“What adventures will I find?” “Who will I see or meet on the slopes?” “What magic will the day bring?” All of these thoughts bombard my mind, my heart starts to pump faster, and I become jittery, on the ride up, like a kid in the back seat of the car, “Are we there yet?”
Over the years I’ve had to learn to calm myself down. I refer to the first run as the “morning glide.” It’s simply a run to welcome in the day, feel the chill in the air, and gain a sense of the snow under my skis. It’s a chance to say hello to the day and to my body as I glide down the mountainside. I’m not trying to over glorify the scene, just set the stage for the day.
On the first run of the morning, I like to do the following to set up for a day of great skiing.
Never overthink the first run. It’s a judgment-free run and it’s not about performance. Regardless of the conditions—firm, soft, powder, groomed—the goal is to just glide. While gliding, make big, long, sweeping turns and resist the urge to carve and accelerate. Just feel the day, find a rhythm, and breathe in the morning air.
When it comes to your ski boots, leave them a bit loose to start with. Let your foot work its way into the liner. Keeping the boots slightly loose will also enhance the blood flow to your feet, which will keep them warmer and allow them to be more reactive as the day progresses.

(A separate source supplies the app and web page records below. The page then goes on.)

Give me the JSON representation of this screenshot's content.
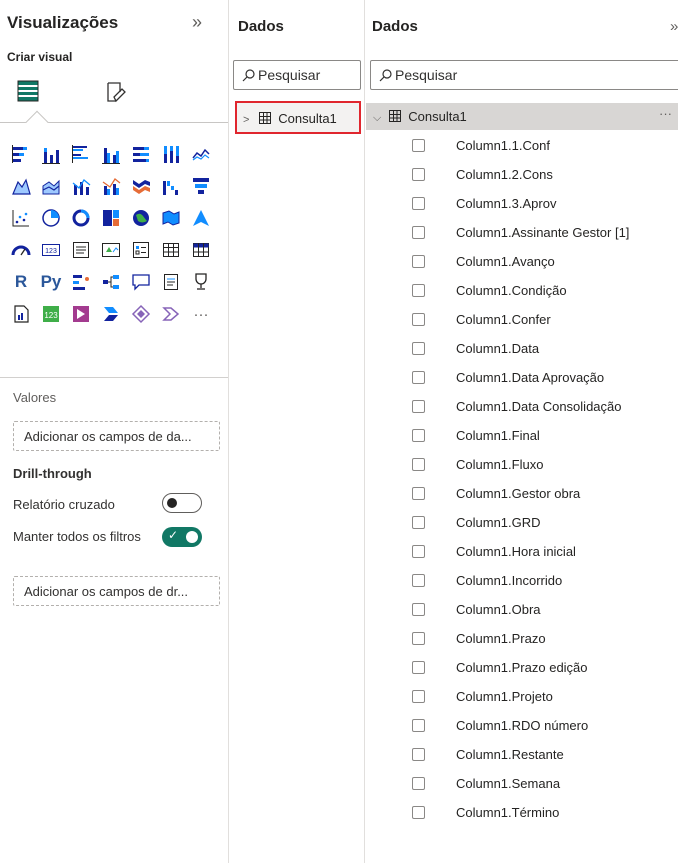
{
  "visualizations": {
    "title": "Visualizações",
    "collapse_icon": "»",
    "criar_visual": "Criar visual",
    "icons": [
      "stacked-bar-chart-icon",
      "stacked-column-chart-icon",
      "clustered-bar-chart-icon",
      "clustered-column-chart-icon",
      "100-stacked-bar-chart-icon",
      "100-stacked-column-chart-icon",
      "line-chart-icon",
      "area-chart-icon",
      "stacked-area-chart-icon",
      "line-and-stacked-column-icon",
      "line-and-clustered-column-icon",
      "ribbon-chart-icon",
      "waterfall-chart-icon",
      "funnel-chart-icon",
      "scatter-chart-icon",
      "pie-chart-icon",
      "donut-chart-icon",
      "treemap-icon",
      "map-icon",
      "filled-map-icon",
      "azure-map-icon",
      "gauge-icon",
      "card-icon",
      "multi-row-card-icon",
      "kpi-icon",
      "slicer-icon",
      "table-icon",
      "matrix-icon",
      "r-script-visual-icon",
      "python-visual-icon",
      "key-influencers-icon",
      "decomposition-tree-icon",
      "qa-icon",
      "smart-narrative-icon",
      "metrics-icon",
      "paginated-report-icon",
      "arcgis-icon",
      "power-apps-icon",
      "power-automate-icon",
      "diamond-visual-icon",
      "chevron-visual-icon",
      "more-icon"
    ],
    "r_label": "R",
    "py_label": "Py",
    "more_label": "···",
    "valores_label": "Valores",
    "valores_placeholder": "Adicionar os campos de da...",
    "drill_through_label": "Drill-through",
    "relatorio_cruzado": "Relatório cruzado",
    "relatorio_cruzado_on": false,
    "manter_filtros": "Manter todos os filtros",
    "manter_filtros_on": true,
    "drill_placeholder": "Adicionar os campos de dr..."
  },
  "data_pane_1": {
    "title": "Dados",
    "search_placeholder": "Pesquisar",
    "table_name": "Consulta1",
    "expanded": false
  },
  "data_pane_2": {
    "title": "Dados",
    "search_placeholder": "Pesquisar",
    "table_name": "Consulta1",
    "expanded": true,
    "more_label": "···",
    "fields": [
      "Column1.1.Conf",
      "Column1.2.Cons",
      "Column1.3.Aprov",
      "Column1.Assinante Gestor [1]",
      "Column1.Avanço",
      "Column1.Condição",
      "Column1.Confer",
      "Column1.Data",
      "Column1.Data Aprovação",
      "Column1.Data Consolidação",
      "Column1.Final",
      "Column1.Fluxo",
      "Column1.Gestor obra",
      "Column1.GRD",
      "Column1.Hora inicial",
      "Column1.Incorrido",
      "Column1.Obra",
      "Column1.Prazo",
      "Column1.Prazo edição",
      "Column1.Projeto",
      "Column1.RDO número",
      "Column1.Restante",
      "Column1.Semana",
      "Column1.Término"
    ]
  },
  "colors": {
    "accent_teal": "#117865",
    "highlight_red": "#e0262e",
    "chart_blue": "#118dff",
    "chart_navy": "#12239e",
    "chart_orange": "#e66c37"
  }
}
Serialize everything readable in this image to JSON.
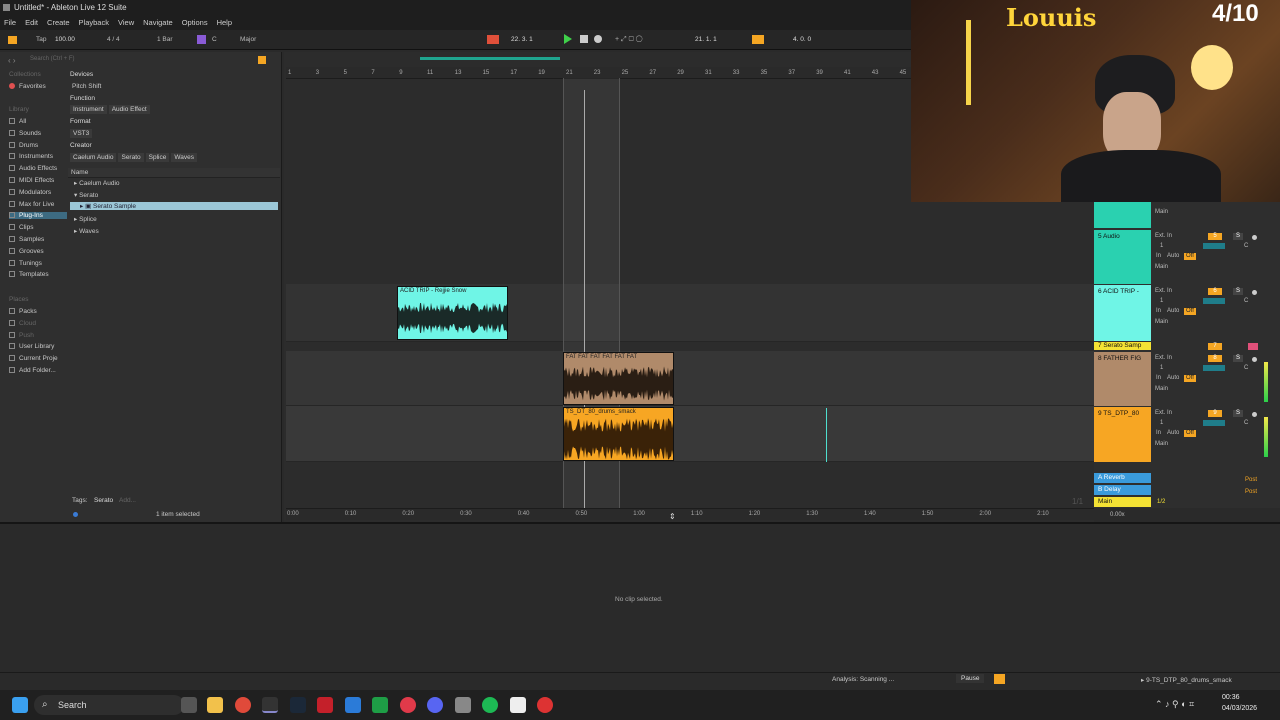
{
  "window": {
    "title": "Untitled* - Ableton Live 12 Suite"
  },
  "menu": [
    "File",
    "Edit",
    "Create",
    "Playback",
    "View",
    "Navigate",
    "Options",
    "Help"
  ],
  "transport": {
    "tap": "Tap",
    "bpm": "100.00",
    "sig": "4 / 4",
    "quant": "1 Bar",
    "key": "C",
    "scale": "Major",
    "position": "22.   3.   1",
    "loop_start": "21.   1.   1",
    "loop_len": "4.   0.   0"
  },
  "browser": {
    "search_placeholder": "Search (Ctrl + F)",
    "collections_label": "Collections",
    "favorites": "Favorites",
    "library_label": "Library",
    "library_items": [
      "All",
      "Sounds",
      "Drums",
      "Instruments",
      "Audio Effects",
      "MIDI Effects",
      "Modulators",
      "Max for Live",
      "Plug-Ins",
      "Clips",
      "Samples",
      "Grooves",
      "Tunings",
      "Templates"
    ],
    "places_label": "Places",
    "places_items": [
      "Packs",
      "Cloud",
      "Push",
      "User Library",
      "Current Proje",
      "Add Folder..."
    ],
    "filters": {
      "devices": "Devices",
      "devices_val": "Pitch Shift",
      "function": "Function",
      "function_tags": [
        "Instrument",
        "Audio Effect"
      ],
      "format": "Format",
      "format_val": "VST3",
      "creator": "Creator",
      "creator_tags": [
        "Caelum Audio",
        "Serato",
        "Splice",
        "Waves"
      ]
    },
    "name_header": "Name",
    "tree": [
      "Caelum Audio",
      "Serato",
      "Serato Sample",
      "Splice",
      "Waves"
    ],
    "tags_label": "Tags:",
    "tags_val": "Serato",
    "tags_add": "Add...",
    "selection": "1 item selected"
  },
  "ruler": [
    "1",
    "3",
    "5",
    "7",
    "9",
    "11",
    "13",
    "15",
    "17",
    "19",
    "21",
    "23",
    "25",
    "27",
    "29",
    "31",
    "33",
    "35",
    "37",
    "39",
    "41",
    "43",
    "45"
  ],
  "time_ruler": [
    "0:00",
    "0:10",
    "0:20",
    "0:30",
    "0:40",
    "0:50",
    "1:00",
    "1:10",
    "1:20",
    "1:30",
    "1:40",
    "1:50",
    "2:00",
    "2:10"
  ],
  "clips": {
    "acid": "ACID TRIP - Rejjie Snow",
    "father": "FAT FAT FAT FAT FAT FAT",
    "drums": "TS_DT_80_drums_smack"
  },
  "tracks": [
    {
      "name": "5 Audio",
      "num": "5",
      "color": "#2ad1b0"
    },
    {
      "name": "6 ACID TRIP -",
      "num": "6",
      "color": "#6ff5e6"
    },
    {
      "name": "7 Serato Samp",
      "num": "7",
      "color": "#f4e234"
    },
    {
      "name": "8 FATHER FIG",
      "num": "8",
      "color": "#b08a6a"
    },
    {
      "name": "9 TS_DTP_80",
      "num": "9",
      "color": "#f7a623"
    }
  ],
  "io": {
    "ext_in": "Ext. In",
    "in": "In",
    "auto": "Auto",
    "off": "Off",
    "main": "Main",
    "s": "S",
    "c": "C",
    "one": "1"
  },
  "returns": [
    {
      "name": "A Reverb",
      "color": "#3a9bdc"
    },
    {
      "name": "B Delay",
      "color": "#3a9bdc"
    },
    {
      "name": "Main",
      "color": "#f4e234"
    }
  ],
  "main_extra": {
    "ratio": "1/1",
    "half": "1/2",
    "post": "Post",
    "pct": "0.00x"
  },
  "detail": {
    "empty": "No clip selected."
  },
  "status": {
    "analysis": "Analysis: Scanning ...",
    "pause": "Pause",
    "track": "9-TS_DTP_80_drums_smack"
  },
  "taskbar": {
    "search": "Search",
    "time": "00:36",
    "date": "04/03/2026"
  },
  "overlay": {
    "name": "Louuis",
    "score": "4/10"
  }
}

The rule of thumb for boots is to buckle them tighter throughout the day, but don’t over tighten them and cut off circulation. Many people crank their boots up tight and then have to unbuckle them between runs. This is counterproductive. If you’re having trouble getting a comfortable fit, see a boot fitter right away.
The main goal on the morning glide is to wake up your senses. Wave your arms, twist your torso, flex your knees deep in the turns, and extend way up in the transitions. This is your morning stretch, a meditative flowing yoga as you slide down the slope.
Often if I feel stiff or sore in my lower back or maybe my hamstrings are tight, I’ll stop and stretch on the side of the hill, concentrating on the specific areas of the body that are asking for attention. I tend to stop a few more times than normal on the opening run of the day, just to remind myself not to rush and to ensure a good, solid warm-up run.
There’s a lot of pressure, especially on the good snow days, to hurry and grab as much of the fresh snow as possible and I fully understand that. However, I typically resist the temptation and often go in the opposite direction of the “herd” to find my own fresh tracks elsewhere.
I select slopes that have good snow but are wide open so my turns can flow, and I have space to focus on my breathing and movement. If you find yourself trying to keep up with the pack, focus even more on breathing and lengthening the turn as this conserves energy and allows you to lose the vertical, which will allow you to keep up.
The morning glide for me is my time, my pace, and it creates the dynamic that sets up the entire day. It’s as important to me as the first cup of coffee. Often it feels so good I’ll head right back to the top to do it all over again. And as each run gains momentum throughout the day, I start to rev up performance, increase speed, tighten up the turns, set the edges, and let it rip, always chasing the joy of the day.
On the chairlift rides I gaze at the surrounding peaks and let my mind wander, often images of my siblings come into view, or time spent with my dad on the slopes. Yes, from the early morning glide to the late afternoon runs, skiing returns me to the place of my youth and I plan to go back again and again.